Linux programmer convicted in April of murdering his estranged wife leads police to what is believed to be her body, authorities tell the San Francisco Chronicle.

Hans Reiser, the Linux programmer convicted in April of murdering his estranged wife, has led police to what is believed to be her body, authorities told the San Francisco Chronicle on Monday.

The remains were found Monday afternoon buried next to a deer trail in the hills of Oakland, Calif., Reiser's defense attorney, who accompanied his client to the site, told the newspaper. Police said the body has not been identified. A news conference is planned for Tuesday.

In April, following a drama-filled six-month trial, a jury found Reiser, 44, guilty of first-degree murder in the 2006 killing of Nina Reiser, with whom he was undergoing a bitter divorce. Reiser is currently being held without bail pending his sentencing scheduled for Wednesday.

Hans Reiser via Stanford University

Throughout the trial, Reiser maintained his innocence.
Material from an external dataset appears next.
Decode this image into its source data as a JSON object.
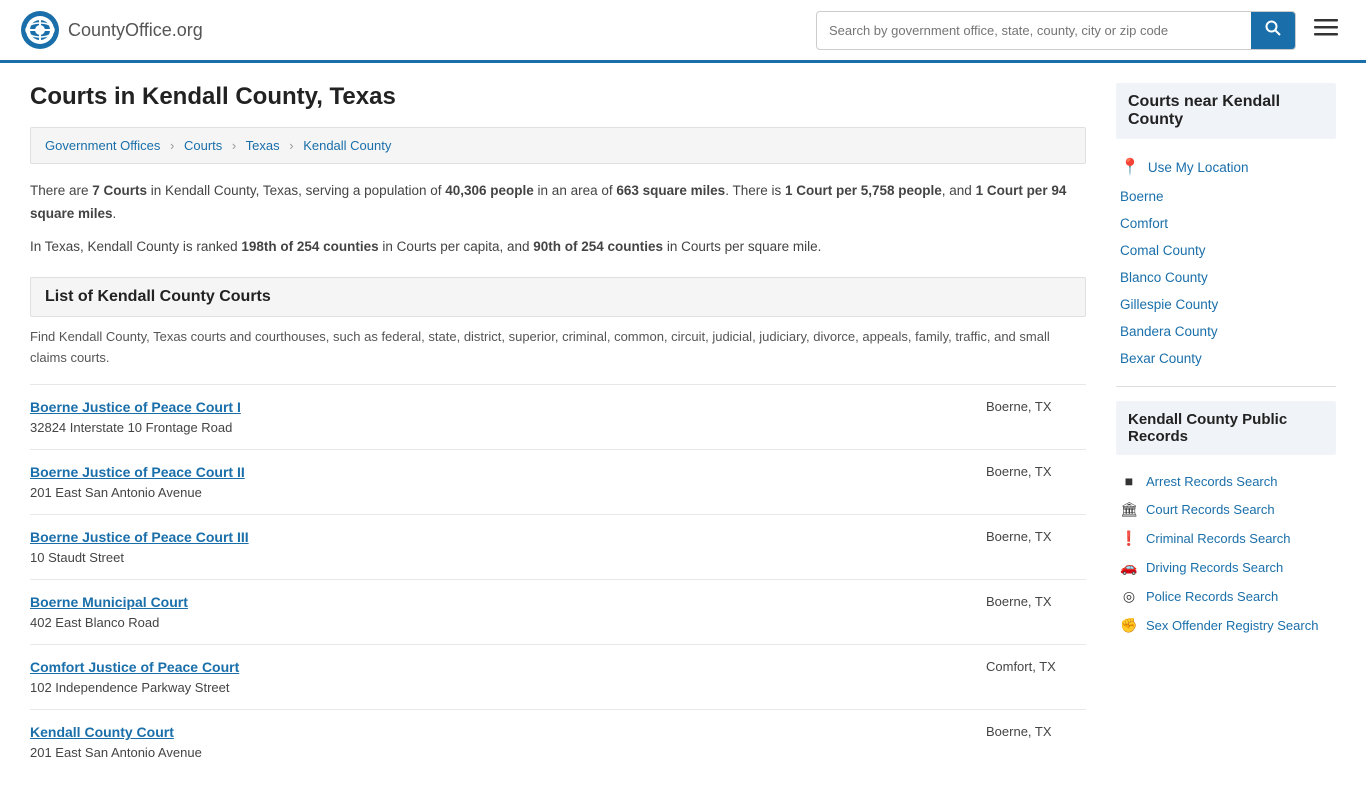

Arguing the so-called "geek defense," his attorney maintained that while Reiser may be strange, arrogant, even abnormal, his odd behavior following Nina's disappearance wasn't evidence of murder.

However, Wired reported in June that a deal was in the works in which Reiser would lead authorities to his wife's body in exchange for a reduced sentence. Wired writer David Kravets quotes an anonymous source familiar with the deal who says Reiser's cooperation could reduce his April conviction from first-degree murder to second degree. A second-degree conviction in California carries a mandatory sentence of 15 years to life, Kravets wrote.
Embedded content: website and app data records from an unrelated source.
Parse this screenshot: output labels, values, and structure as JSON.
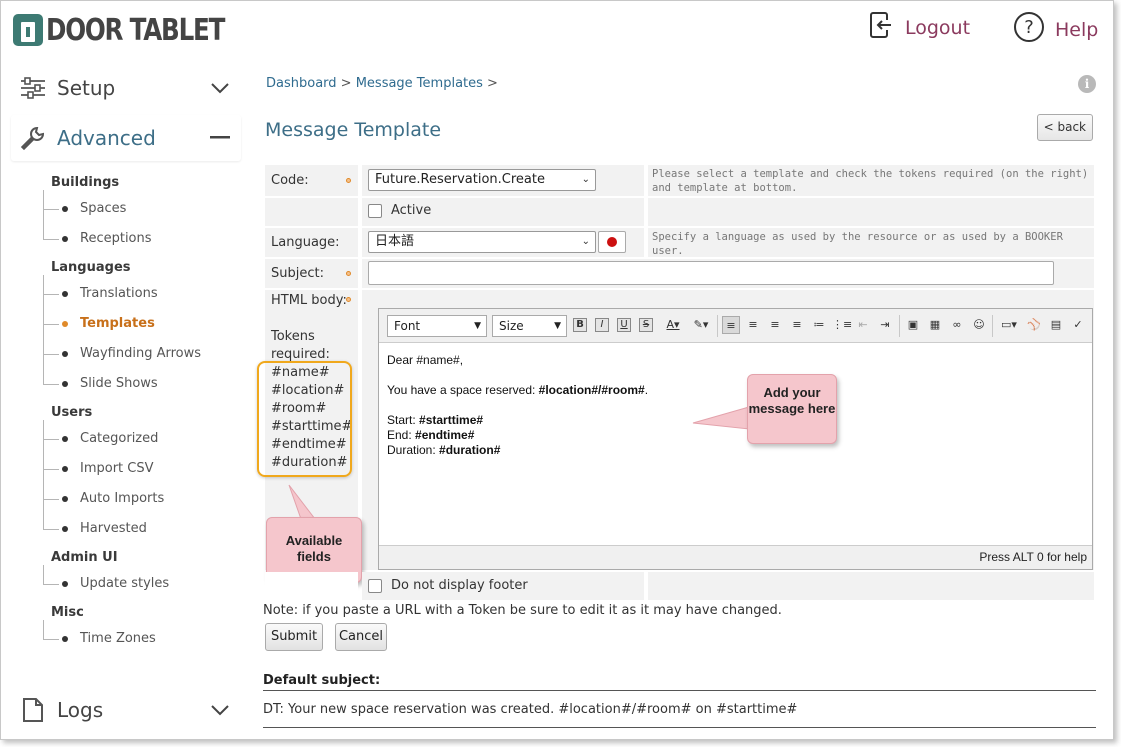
{
  "app": {
    "brand": "DOOR TABLET"
  },
  "header": {
    "logout_label": "Logout",
    "help_label": "Help"
  },
  "sidebar": {
    "setup_label": "Setup",
    "advanced_label": "Advanced",
    "logs_label": "Logs",
    "groups": [
      {
        "title": "Buildings",
        "items": [
          "Spaces",
          "Receptions"
        ]
      },
      {
        "title": "Languages",
        "items": [
          "Translations",
          "Templates",
          "Wayfinding Arrows",
          "Slide Shows"
        ]
      },
      {
        "title": "Users",
        "items": [
          "Categorized",
          "Import CSV",
          "Auto Imports",
          "Harvested"
        ]
      },
      {
        "title": "Admin UI",
        "items": [
          "Update styles"
        ]
      },
      {
        "title": "Misc",
        "items": [
          "Time Zones"
        ]
      }
    ],
    "current_item": "Templates"
  },
  "breadcrumb": {
    "dashboard": "Dashboard",
    "sep1": " > ",
    "templates": "Message Templates",
    "sep2": " >"
  },
  "page": {
    "title": "Message Template",
    "back_label": "< back",
    "info_glyph": "i"
  },
  "form": {
    "code_label": "Code:",
    "code_value": "Future.Reservation.Create",
    "code_help": "Please select a template and check the tokens required (on the right) and template at bottom.",
    "active_label": "Active",
    "language_label": "Language:",
    "language_value": "日本語",
    "language_help": "Specify a language as used by the resource or as used by a BOOKER user.",
    "subject_label": "Subject:",
    "subject_value": "",
    "html_body_label": "HTML body:",
    "tokens_label": "Tokens required:",
    "tokens": [
      "#name#",
      "#location#",
      "#room#",
      "#starttime#",
      "#endtime#",
      "#duration#"
    ],
    "no_footer_label": "Do not display footer",
    "note": "Note: if you paste a URL with a Token be sure to edit it as it may have changed.",
    "submit_label": "Submit",
    "cancel_label": "Cancel"
  },
  "editor": {
    "font_label": "Font",
    "size_label": "Size",
    "body": {
      "greeting": "Dear #name#,",
      "line1_prefix": "You have a space reserved: ",
      "line1_tokens": "#location#/#room#",
      "line1_suffix": ".",
      "start_label": "Start: ",
      "start_token": "#starttime#",
      "end_label": "End: ",
      "end_token": "#endtime#",
      "duration_label": "Duration: ",
      "duration_token": "#duration#"
    },
    "footer_hint": "Press ALT 0 for help"
  },
  "callouts": {
    "message": "Add your message here",
    "fields": "Available fields"
  },
  "defaults": {
    "subject_heading": "Default subject:",
    "subject_text": "DT: Your new space reservation was created. #location#/#room# on #starttime#"
  },
  "colors": {
    "accent": "#3d6e87",
    "logout_help": "#8b3a5e",
    "highlight": "#e08a2a",
    "callout": "#f5c6cc",
    "token_box": "#f0a81c"
  }
}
Reiser is known to the technology world as the founder of the ReiserFS file system software, which is available for Linux. Nina Reiser, then 31, was last seen alive on September 3, 2006, in Oakland, as she was dropping off the couple's two children for the Labor Day weekend. Despite exhaustive searches by authorities, Nina's body was not found before the trial.

CNET's Michelle Meyers contributed to this report.